---- Given information
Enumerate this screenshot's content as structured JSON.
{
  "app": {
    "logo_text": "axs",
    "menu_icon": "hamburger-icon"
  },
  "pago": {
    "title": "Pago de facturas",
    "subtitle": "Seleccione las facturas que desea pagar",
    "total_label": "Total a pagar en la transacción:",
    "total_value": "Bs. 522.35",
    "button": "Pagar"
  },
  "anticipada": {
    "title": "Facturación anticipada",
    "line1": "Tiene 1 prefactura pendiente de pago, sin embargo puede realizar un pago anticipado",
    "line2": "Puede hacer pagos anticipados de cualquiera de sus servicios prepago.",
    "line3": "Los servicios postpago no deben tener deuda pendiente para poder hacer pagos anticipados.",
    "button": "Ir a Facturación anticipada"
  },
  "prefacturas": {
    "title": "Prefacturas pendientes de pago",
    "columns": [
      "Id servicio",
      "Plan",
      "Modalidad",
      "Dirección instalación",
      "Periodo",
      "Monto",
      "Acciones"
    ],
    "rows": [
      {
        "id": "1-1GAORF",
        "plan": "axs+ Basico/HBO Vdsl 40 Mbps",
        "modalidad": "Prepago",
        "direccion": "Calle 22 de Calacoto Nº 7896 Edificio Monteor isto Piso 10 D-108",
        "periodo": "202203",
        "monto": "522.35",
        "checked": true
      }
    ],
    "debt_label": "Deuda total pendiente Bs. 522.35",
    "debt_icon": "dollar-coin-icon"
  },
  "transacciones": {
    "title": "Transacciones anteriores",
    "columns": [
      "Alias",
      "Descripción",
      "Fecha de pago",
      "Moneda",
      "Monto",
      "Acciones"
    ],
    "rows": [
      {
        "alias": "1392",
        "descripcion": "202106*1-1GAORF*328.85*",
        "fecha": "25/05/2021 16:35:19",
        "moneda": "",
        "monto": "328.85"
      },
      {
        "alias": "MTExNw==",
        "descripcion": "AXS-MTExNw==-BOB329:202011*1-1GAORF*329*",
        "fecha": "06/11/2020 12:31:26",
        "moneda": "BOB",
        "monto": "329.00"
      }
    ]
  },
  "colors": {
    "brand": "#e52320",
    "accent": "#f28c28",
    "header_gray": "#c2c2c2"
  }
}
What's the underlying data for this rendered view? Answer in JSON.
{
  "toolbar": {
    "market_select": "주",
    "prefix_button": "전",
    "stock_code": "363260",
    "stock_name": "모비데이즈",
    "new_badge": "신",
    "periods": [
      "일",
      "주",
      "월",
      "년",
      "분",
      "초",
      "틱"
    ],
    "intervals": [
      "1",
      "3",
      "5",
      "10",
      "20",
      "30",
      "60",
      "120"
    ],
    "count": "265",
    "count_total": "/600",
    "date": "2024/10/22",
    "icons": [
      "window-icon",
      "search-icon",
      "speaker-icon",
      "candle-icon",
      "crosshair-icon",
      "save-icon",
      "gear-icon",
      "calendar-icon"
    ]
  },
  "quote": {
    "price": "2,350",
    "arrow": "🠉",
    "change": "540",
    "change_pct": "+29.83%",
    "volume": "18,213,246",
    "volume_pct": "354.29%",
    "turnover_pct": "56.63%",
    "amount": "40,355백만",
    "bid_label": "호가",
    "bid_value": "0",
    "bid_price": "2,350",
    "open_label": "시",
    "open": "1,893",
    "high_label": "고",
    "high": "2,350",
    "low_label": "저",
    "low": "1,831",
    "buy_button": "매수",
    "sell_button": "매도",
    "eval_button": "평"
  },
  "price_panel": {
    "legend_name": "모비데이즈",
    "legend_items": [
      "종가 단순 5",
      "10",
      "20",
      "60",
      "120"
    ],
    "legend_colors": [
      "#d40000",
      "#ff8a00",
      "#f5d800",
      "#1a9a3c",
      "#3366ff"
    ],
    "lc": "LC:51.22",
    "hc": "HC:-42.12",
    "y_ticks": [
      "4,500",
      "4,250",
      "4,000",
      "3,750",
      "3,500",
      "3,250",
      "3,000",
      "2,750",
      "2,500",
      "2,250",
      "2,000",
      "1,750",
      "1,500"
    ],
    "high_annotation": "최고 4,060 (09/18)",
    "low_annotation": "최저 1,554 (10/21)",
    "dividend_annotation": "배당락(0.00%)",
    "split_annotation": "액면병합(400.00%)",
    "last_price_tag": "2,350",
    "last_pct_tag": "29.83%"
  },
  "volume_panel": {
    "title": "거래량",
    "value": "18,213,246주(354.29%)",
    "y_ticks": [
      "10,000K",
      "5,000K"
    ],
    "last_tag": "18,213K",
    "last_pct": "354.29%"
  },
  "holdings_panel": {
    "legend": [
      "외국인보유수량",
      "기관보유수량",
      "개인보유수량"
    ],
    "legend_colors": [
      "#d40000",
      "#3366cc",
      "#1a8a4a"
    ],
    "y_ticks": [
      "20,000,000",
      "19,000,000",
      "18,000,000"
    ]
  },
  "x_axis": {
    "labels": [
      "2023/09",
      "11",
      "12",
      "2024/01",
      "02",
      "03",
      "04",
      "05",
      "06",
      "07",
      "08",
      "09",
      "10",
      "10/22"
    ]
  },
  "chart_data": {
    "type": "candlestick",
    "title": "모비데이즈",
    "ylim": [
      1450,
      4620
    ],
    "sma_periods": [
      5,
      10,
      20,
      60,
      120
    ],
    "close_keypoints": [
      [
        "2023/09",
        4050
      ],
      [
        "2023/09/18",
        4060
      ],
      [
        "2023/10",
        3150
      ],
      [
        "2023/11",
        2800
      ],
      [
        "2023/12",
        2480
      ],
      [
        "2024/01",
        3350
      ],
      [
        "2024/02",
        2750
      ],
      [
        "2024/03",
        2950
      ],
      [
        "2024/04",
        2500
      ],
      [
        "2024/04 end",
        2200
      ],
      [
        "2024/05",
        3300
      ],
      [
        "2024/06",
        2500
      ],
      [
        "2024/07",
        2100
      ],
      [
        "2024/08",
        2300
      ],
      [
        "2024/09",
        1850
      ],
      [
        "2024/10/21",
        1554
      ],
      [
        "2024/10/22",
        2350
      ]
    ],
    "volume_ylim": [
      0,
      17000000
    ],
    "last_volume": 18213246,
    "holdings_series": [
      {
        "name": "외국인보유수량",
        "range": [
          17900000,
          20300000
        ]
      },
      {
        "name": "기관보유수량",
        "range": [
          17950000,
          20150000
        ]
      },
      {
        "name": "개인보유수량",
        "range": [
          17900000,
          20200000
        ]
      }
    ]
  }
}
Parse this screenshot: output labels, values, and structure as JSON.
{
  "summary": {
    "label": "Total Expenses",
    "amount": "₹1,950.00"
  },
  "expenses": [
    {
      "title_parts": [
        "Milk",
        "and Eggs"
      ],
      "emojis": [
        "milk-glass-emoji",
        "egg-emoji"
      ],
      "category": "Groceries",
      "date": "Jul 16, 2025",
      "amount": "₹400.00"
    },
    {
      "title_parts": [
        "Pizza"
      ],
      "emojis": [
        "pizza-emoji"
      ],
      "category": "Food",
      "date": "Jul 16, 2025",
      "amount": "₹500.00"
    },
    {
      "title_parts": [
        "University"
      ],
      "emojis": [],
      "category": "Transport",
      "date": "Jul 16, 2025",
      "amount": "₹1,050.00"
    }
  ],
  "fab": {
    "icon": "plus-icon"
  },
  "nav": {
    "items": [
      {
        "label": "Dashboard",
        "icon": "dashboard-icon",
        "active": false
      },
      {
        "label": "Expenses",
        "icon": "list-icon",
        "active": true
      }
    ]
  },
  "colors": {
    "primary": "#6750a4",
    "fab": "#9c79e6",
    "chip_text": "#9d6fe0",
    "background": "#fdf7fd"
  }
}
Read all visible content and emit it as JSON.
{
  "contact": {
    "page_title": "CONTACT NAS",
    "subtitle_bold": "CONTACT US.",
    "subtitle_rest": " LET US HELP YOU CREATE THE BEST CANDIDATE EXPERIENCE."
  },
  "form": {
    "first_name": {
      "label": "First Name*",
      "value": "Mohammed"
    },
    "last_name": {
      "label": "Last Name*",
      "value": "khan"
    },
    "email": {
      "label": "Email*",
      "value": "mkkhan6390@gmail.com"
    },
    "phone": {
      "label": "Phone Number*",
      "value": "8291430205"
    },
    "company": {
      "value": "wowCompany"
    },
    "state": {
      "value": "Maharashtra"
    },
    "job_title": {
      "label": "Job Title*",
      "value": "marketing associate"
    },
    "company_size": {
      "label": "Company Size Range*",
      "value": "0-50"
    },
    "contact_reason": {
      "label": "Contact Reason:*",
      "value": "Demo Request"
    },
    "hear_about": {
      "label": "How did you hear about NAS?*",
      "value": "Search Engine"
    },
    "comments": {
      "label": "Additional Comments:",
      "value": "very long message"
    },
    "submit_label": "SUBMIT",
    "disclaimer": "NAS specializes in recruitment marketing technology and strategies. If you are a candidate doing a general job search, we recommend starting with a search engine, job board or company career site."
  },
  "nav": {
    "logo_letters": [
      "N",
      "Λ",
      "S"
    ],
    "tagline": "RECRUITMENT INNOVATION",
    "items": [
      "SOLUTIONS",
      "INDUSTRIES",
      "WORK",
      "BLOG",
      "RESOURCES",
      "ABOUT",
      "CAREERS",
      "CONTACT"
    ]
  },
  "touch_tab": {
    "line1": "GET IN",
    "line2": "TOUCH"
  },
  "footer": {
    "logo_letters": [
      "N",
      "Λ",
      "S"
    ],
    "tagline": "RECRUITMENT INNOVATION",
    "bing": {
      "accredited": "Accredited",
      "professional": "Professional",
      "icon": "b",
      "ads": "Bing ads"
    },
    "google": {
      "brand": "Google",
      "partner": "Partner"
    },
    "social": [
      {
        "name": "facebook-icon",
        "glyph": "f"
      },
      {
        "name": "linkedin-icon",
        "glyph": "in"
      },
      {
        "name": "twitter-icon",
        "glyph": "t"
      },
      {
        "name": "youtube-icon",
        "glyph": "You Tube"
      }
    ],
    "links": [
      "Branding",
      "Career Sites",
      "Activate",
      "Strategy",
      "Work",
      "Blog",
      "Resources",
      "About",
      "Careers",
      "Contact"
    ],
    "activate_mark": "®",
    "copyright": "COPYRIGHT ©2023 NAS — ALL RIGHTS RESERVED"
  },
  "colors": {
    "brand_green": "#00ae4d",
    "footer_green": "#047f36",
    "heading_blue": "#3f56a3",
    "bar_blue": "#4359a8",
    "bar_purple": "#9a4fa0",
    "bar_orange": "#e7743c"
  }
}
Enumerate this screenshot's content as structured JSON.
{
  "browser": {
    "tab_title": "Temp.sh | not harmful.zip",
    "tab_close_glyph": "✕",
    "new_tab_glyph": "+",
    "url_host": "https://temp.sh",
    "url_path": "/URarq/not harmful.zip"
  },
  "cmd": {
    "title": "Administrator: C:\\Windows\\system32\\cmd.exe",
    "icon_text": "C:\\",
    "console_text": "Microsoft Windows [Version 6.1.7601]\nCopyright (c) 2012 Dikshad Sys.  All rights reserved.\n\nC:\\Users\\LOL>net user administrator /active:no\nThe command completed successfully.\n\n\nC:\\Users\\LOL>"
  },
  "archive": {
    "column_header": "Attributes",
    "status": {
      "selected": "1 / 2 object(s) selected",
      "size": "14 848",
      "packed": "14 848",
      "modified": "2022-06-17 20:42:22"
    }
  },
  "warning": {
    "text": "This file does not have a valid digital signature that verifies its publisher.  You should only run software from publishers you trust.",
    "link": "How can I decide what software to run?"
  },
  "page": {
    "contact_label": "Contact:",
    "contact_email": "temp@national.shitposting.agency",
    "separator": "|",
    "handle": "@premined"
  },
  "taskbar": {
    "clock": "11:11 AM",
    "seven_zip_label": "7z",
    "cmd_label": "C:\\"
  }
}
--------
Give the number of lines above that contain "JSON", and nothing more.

◆ Written answer ◆
5